The city of Perham now has an Adopt-A-Park program.

An initiative of the Parks and Recreation Board, the program was approved by the city council last week after more than two years of planning and research.

Organizations, businesses and individuals will be able to 'adopt' a park in town through this program, volunteering to keep them clean of litter, planting flowers and trees, weeding, replacing playground equipment, mowing and edging, or providing any number of other helpful services.

Those who adopt a park will be recognized with a sign at that park.

The program is designed to be a partnership between the city and community; it provides an opportunity for people to contribute in ways other than monetarily, and in the process it could spare the Public Works department some basic park maintenance work, resulting in a financial savings for the city.

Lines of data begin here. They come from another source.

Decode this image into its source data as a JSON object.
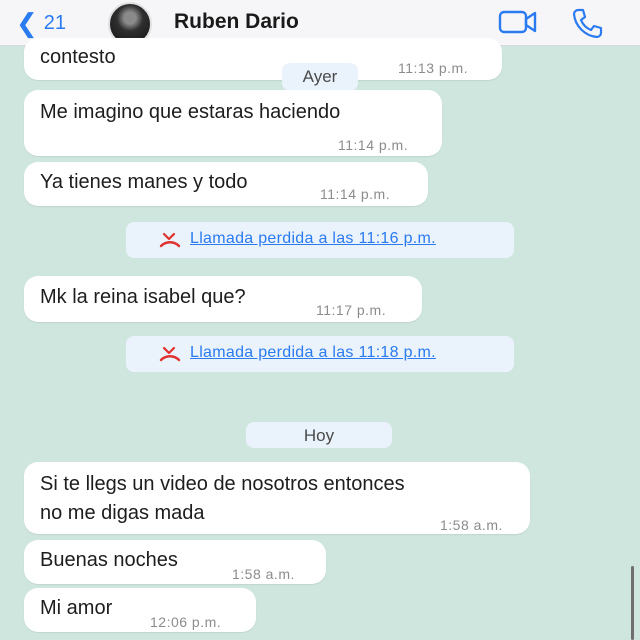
{
  "header": {
    "back_count": "21",
    "contact_name": "Ruben Dario"
  },
  "chat": {
    "messages": [
      {
        "text": "contesto",
        "time": "11:13 p.m."
      },
      {
        "text": "Me imagino que estaras haciendo",
        "time": "11:14 p.m."
      },
      {
        "text": "Ya tienes manes y todo",
        "time": "11:14 p.m."
      },
      {
        "text": "Mk la reina isabel que?",
        "time": "11:17 p.m."
      },
      {
        "text_line1": "Si te llegs un video de nosotros entonces",
        "text_line2": "no me digas mada",
        "time": "1:58 a.m."
      },
      {
        "text": "Buenas noches",
        "time": "1:58 a.m."
      },
      {
        "text": "Mi amor",
        "time": "12:06 p.m."
      }
    ],
    "date_labels": [
      "Ayer",
      "Hoy"
    ],
    "missed_calls": [
      "Llamada perdida a las 11:16 p.m.",
      "Llamada perdida a las 11:18 p.m."
    ]
  },
  "colors": {
    "chat_background": "#cfe6de",
    "bubble": "#ffffff",
    "system_chip": "#eaf2fb",
    "accent_blue": "#2b7bf0",
    "missed_red": "#e0322e"
  },
  "icons": [
    "back-chevron-icon",
    "video-call-icon",
    "phone-icon",
    "missed-call-icon"
  ]
}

"A lot of other cities with multiple parks have similar programs," said Eric Spencer, a city councilor and member of the Parks and Recreation Board. "We looked at other Adopt-A-Park programs... We did a lot of research, and what we came up with seems to be the best fit for Perham. It's been in the works for at least two years. It was time to take the next step."

Spencer said businesses are encouraged to adopt a park, and financial contributions are welcome; however, "that's not the main focus."

Instead, adoption would mean a contribution of time and other resources. Perham Rotarians, for example, recently volunteered as many as 10-13 hours a day to erecting a new playground set at Arvig Park, Spencer said: "They donated their time, and that definitely has value."

Though that effort was not associated with any Adopt-A-Park program, it's just the sort of thing that easily could be.

Other parks, such as Paul Miller, could use some occasional raking, and sticks need to be picked up before mowing can be done. Adoption groups would also be encouraged to help with some larger projects, such as working with the city to build new park structures.

"We're hoping this will give people a reason to have a little more pride in their parks," said Spencer, "while also raising awareness of the parks and getting people to visit them; stopping in to have a picnic."

Public Works employees would still routinely check in on the adopted parks, to make sure that things are being kept up and to finish any tasks that may still need to be done. If a park is not being maintained by its adoption group or individual, Spencer said, the city "would be the first to know."

He said a few groups in town have already expressed interest in adopting a park. Things are expected to continue to move forward, and Spencer said he's "hoping by this time next year that the parks will all have signs up and they'll all be adopted."

Anyone or any local organization, club or business interested in adopting one of the city's 11 parks, should email Eric Spencer at